Corn Syrup Conspiracy – SeepeopleS
You will probably like SeepeopleS. Maybe that's presumptuous, but the SeepeopleS are just an eminently likeable band (random capital-S be darned) — and not in some pandering happyhappyhappy let's-all-sing-along/groove together kind of way. They are a likeable band because they make music that is memorable, intelligent, and fun to listen to. Even the occasional anti-corporate clichrom lyricist (and leader) Will Bradford seems necessary rather than calculated.
"Here come the butchers to cut you into profit / Innocent people turned into military targets," he sings on the infectious "Butchers." It's a sentiment all-too-common in art in these post-hope years. "The kids taste the poison, the lies become rooted," Bradford concludes, "don't ask why, it still tastes good." Ah, yes, and we have just about Achieved Title, though Bradford never comes out with it explicitly. Instead, it becomes a prism for the rest of the album (like the liner note depiction of culture's vivid rainbow pouring through the screen of a vintage television). If the idea of critiquing Wonder Bread America (an image evoked on the cover) is a little stale, so be it, it gives the Corn Syrup Conspiracy (and Bradford & co.‘s talents) a unity of purpose.
The lyrics make their best impact when the spectrum abstracts. "Man will win the battle of man vs. humanity, man vs. honesty," he sings. "Man will win the battle of man vs. anything, man vs. anyone. But who needs anyone?" And, for half-a-second, the political (or quasi-political) opens up into the emotional, via a little linguistic loophole. Cool.
But who listens to lyrics, anyway?

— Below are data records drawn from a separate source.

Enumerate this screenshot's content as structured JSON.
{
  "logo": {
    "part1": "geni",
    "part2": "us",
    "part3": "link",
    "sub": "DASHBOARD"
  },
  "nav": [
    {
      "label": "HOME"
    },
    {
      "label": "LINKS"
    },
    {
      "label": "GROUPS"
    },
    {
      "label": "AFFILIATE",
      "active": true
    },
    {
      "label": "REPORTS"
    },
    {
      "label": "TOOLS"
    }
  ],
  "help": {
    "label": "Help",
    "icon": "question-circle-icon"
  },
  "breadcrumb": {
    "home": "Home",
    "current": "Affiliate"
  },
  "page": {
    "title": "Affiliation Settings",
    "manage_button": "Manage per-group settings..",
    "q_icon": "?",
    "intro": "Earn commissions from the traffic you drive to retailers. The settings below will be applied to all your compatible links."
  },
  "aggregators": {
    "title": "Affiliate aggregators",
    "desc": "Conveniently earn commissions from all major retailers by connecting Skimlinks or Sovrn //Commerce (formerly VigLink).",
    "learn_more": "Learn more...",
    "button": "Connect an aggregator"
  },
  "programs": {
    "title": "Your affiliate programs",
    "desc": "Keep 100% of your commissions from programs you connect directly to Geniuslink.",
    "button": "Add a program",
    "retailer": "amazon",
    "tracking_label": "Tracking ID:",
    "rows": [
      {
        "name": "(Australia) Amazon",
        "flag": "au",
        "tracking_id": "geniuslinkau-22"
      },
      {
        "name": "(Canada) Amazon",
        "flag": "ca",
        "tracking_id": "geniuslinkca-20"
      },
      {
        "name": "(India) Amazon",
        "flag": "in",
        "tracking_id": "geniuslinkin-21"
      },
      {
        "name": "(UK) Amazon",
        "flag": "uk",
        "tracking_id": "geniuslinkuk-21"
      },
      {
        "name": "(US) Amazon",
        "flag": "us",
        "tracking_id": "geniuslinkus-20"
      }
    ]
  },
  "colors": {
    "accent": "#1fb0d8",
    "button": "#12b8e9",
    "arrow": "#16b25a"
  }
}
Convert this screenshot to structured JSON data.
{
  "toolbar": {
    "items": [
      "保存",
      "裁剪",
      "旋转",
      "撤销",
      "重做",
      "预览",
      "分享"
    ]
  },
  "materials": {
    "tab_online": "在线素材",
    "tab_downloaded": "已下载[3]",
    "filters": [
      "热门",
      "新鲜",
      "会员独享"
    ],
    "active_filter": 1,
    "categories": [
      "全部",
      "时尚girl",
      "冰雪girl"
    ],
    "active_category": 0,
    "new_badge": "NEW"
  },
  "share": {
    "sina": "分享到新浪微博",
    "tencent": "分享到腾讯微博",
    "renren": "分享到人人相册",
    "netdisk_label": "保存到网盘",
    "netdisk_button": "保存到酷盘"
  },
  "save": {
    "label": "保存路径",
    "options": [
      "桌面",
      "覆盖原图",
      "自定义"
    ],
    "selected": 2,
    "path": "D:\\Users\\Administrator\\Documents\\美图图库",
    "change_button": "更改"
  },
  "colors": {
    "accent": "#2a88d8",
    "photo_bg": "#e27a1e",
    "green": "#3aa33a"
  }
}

Though Bradford's studio bandmates are completely different from 2002's For the Good of the Nation (he’s since reunited with the original lineup), it is producer Will Holland that truly allows Bradford to focus his ideas. The Corn Syrup Conspiracy is a rich kaleidoscope of sounds. And though the keyboards (and their accompanying plug-ins) sometime sound a little too standard issue, they are still (almost) wholly effective. "Everything Goes Away" begins as a vague existentialist electronic ballad (like a hippie Postal Service), but layers of synths and vocals prevail, the song’s build slow and mesmerizing.
Mostly, though, it's just fun in that way Rage Against the Machine or Dark Side of the Moon can be fun. Though not really sounding much like Pink Floyd (except maybe some Egyptian-fevered "Interstellar Overdrive" jam) the impact of the disc-opening "Dog Days" is right outta Roger Waters’ playbook. Following a spoken invocation, the song basically careens into a four minute climaxing with chanted vocals: "Eat, sleep, breathe, work til you drop." Bradford finds moments like this throughout: the semi-barbershop/ambient noise pleaser "Nothing Left To Pawn," the chorus of the above-mentioned "Butchers," the Shins-like verse to "Dinosaur."
Bradford and the SeepeopleS aren't quite making mature music yet. Though Bradford is surely sincere, his songwriting isn't quite eloquent enough to express it. But he's well on his way having already accumulated the skills of a charming melodicist, clever lyricist, and an ambitious bandleader. I think you'll like the Corn Syrup Conspiracy.